> INSTRUCTIONS TO FOLLOW: For each line below, check whether "data" is present. Report how many lines have it, nothing else.

> Stored records:

__________________________________________________

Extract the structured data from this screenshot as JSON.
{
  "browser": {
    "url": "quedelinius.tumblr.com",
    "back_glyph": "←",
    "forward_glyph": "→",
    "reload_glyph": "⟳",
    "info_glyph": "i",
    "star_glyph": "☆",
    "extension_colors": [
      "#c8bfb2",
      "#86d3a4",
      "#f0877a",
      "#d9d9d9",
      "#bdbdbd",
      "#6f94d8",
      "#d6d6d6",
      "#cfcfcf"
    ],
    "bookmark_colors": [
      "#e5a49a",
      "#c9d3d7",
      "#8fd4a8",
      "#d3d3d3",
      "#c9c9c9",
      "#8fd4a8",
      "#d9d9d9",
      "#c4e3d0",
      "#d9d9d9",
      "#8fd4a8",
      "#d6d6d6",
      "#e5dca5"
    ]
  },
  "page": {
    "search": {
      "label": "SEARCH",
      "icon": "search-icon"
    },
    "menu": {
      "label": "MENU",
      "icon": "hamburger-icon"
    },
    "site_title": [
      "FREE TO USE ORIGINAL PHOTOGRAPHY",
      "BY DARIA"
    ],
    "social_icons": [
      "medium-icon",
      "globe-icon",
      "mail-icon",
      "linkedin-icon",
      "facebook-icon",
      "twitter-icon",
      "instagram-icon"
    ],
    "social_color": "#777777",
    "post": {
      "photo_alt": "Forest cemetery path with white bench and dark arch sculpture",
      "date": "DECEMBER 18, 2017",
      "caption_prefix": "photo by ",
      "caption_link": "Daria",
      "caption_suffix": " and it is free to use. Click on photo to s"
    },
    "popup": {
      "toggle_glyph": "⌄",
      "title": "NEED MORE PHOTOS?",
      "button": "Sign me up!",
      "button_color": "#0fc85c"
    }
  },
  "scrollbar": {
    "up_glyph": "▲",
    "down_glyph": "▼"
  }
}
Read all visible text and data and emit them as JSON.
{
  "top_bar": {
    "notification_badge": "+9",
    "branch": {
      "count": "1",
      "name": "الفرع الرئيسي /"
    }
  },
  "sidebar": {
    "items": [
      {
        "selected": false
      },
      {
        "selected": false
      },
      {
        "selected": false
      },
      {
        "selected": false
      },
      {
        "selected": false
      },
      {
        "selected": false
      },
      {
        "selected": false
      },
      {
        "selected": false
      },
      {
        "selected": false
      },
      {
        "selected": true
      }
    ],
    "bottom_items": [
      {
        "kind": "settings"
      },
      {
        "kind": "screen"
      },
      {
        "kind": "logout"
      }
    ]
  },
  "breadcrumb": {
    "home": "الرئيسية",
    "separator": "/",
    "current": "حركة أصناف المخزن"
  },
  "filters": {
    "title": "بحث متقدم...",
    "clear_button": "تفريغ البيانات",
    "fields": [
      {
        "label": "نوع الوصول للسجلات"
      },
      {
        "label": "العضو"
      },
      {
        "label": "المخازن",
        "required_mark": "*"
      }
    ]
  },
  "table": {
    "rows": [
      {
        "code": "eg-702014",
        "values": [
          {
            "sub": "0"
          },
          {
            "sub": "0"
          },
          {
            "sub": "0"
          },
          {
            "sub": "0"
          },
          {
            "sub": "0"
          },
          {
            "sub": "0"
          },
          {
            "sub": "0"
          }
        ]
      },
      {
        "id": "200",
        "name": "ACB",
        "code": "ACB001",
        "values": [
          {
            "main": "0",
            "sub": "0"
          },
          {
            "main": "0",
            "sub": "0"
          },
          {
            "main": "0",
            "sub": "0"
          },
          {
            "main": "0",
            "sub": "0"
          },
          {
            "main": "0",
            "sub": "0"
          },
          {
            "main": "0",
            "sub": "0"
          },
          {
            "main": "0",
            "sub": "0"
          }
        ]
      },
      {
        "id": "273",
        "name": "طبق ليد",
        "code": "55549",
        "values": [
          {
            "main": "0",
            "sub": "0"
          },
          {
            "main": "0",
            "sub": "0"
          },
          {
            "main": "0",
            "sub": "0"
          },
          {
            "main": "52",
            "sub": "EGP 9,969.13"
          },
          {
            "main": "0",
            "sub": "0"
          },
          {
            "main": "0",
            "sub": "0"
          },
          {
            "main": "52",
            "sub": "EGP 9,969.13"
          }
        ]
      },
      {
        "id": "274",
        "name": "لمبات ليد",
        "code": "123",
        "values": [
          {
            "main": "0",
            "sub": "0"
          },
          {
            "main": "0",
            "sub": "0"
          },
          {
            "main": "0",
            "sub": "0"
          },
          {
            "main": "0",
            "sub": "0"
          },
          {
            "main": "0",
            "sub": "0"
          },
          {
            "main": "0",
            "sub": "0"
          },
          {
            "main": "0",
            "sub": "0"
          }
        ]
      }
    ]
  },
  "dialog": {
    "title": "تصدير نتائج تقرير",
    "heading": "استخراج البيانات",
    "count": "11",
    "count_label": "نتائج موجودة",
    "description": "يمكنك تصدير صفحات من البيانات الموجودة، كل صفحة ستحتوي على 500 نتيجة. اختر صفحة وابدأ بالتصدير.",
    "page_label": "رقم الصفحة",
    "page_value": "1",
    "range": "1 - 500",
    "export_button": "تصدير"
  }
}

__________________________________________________

> RESPONSE: 2